Requirement => Every line below that includes "creation" counts toward the total. Report that total alone.
━━━━━ Provided data
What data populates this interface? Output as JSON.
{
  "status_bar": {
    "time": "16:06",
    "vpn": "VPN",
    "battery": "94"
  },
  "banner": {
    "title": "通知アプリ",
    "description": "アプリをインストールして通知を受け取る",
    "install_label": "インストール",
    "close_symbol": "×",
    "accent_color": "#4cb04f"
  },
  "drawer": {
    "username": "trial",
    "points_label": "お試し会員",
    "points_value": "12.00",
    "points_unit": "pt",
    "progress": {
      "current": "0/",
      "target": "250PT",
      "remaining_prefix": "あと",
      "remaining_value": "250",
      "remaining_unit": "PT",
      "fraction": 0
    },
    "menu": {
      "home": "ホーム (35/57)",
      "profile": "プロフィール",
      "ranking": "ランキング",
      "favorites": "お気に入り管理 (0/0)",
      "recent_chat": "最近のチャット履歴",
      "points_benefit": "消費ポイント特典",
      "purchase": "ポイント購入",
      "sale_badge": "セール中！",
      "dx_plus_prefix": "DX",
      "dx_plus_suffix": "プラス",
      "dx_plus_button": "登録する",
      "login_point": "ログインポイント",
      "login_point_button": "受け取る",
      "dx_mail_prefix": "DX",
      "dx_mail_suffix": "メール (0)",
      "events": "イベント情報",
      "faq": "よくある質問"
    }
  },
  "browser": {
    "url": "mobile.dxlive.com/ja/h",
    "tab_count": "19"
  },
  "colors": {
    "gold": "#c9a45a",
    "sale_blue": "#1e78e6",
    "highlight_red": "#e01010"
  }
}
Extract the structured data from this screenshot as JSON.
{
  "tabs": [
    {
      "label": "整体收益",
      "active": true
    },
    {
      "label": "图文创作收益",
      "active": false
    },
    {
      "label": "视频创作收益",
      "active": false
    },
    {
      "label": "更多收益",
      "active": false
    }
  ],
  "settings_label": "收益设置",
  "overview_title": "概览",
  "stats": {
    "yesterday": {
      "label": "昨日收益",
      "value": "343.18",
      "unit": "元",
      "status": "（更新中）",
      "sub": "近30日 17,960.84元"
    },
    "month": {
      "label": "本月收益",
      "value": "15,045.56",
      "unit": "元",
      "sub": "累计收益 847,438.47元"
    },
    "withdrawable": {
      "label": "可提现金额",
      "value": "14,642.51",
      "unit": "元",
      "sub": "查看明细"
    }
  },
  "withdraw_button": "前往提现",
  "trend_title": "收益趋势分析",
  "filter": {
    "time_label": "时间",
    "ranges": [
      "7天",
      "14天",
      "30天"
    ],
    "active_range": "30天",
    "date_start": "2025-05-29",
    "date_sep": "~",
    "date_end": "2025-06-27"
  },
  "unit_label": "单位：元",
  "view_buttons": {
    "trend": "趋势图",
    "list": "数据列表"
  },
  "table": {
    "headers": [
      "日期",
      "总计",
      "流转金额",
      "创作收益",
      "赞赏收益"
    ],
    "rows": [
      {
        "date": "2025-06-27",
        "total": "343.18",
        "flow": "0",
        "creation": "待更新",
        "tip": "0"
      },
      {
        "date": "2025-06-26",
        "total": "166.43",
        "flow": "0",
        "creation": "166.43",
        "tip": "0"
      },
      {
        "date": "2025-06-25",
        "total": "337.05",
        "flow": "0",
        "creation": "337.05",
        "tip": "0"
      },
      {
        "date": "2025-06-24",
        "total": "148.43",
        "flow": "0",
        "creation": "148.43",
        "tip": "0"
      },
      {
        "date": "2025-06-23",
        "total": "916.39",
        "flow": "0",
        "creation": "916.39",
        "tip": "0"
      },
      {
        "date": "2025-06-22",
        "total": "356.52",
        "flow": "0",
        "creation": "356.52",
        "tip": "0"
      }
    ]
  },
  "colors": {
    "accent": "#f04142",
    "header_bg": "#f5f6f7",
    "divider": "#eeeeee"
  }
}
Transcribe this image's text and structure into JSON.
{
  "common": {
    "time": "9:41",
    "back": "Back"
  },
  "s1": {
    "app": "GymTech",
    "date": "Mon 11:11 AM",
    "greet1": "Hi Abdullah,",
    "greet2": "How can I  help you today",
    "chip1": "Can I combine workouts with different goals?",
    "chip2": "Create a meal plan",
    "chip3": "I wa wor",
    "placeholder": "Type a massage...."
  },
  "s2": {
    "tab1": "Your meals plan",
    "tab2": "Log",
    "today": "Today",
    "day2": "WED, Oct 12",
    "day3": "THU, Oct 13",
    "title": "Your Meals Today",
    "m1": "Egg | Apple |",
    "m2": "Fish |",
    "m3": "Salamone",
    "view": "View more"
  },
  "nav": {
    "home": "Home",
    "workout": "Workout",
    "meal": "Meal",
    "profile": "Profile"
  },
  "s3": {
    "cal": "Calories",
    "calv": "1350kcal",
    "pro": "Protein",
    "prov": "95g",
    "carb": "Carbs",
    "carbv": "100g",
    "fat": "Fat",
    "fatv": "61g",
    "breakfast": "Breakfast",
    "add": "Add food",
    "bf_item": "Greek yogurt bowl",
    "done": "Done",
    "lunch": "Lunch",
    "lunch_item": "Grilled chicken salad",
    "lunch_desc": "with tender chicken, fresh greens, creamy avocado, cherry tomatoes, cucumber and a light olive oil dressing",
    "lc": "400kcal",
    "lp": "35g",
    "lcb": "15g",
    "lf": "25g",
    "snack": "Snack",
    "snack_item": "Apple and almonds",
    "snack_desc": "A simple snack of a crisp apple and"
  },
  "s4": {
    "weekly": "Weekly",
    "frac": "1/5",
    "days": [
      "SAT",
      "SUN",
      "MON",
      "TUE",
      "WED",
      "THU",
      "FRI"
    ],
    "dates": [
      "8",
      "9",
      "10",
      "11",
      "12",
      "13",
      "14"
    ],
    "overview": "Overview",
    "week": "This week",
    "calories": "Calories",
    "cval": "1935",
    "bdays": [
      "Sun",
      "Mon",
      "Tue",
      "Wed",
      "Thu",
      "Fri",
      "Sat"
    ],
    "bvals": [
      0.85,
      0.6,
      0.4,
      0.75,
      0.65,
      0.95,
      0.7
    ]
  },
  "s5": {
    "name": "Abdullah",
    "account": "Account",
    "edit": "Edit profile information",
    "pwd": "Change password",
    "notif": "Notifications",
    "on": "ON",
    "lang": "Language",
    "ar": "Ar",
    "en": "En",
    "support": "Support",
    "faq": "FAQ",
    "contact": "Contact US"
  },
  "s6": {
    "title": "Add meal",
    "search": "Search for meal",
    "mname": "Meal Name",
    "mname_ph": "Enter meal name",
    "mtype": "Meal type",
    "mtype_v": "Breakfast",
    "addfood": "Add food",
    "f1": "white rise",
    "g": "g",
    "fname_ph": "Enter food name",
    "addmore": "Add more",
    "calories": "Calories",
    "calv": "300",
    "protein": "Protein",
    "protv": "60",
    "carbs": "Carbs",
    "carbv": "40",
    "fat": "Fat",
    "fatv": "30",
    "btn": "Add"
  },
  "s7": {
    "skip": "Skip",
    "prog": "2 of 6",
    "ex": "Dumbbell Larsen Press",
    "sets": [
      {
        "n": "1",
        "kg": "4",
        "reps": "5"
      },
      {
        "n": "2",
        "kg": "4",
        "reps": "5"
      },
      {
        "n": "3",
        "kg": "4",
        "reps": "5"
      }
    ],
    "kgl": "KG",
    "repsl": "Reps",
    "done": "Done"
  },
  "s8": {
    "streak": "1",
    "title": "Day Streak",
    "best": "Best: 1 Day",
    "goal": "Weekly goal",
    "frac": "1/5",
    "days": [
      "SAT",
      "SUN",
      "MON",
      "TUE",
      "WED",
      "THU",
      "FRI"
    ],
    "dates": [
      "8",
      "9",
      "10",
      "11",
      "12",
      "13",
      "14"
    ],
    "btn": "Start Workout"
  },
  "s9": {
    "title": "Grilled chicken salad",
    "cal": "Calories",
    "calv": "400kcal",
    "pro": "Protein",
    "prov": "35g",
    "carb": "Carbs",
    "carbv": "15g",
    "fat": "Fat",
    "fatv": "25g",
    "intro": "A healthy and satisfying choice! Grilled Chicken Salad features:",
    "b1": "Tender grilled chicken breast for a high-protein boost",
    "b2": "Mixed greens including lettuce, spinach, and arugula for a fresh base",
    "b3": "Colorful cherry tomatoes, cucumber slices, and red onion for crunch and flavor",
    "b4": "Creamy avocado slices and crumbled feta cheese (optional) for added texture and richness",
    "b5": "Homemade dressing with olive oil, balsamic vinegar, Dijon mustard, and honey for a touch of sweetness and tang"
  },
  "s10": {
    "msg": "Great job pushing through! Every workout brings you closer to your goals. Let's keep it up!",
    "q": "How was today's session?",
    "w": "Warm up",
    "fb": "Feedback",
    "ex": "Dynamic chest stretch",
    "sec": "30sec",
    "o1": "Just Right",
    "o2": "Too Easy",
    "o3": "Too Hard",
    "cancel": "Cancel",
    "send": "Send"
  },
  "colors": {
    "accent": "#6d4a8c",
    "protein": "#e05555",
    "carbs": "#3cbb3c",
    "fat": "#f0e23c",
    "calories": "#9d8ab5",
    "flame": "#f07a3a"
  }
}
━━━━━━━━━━
Exercise response => 6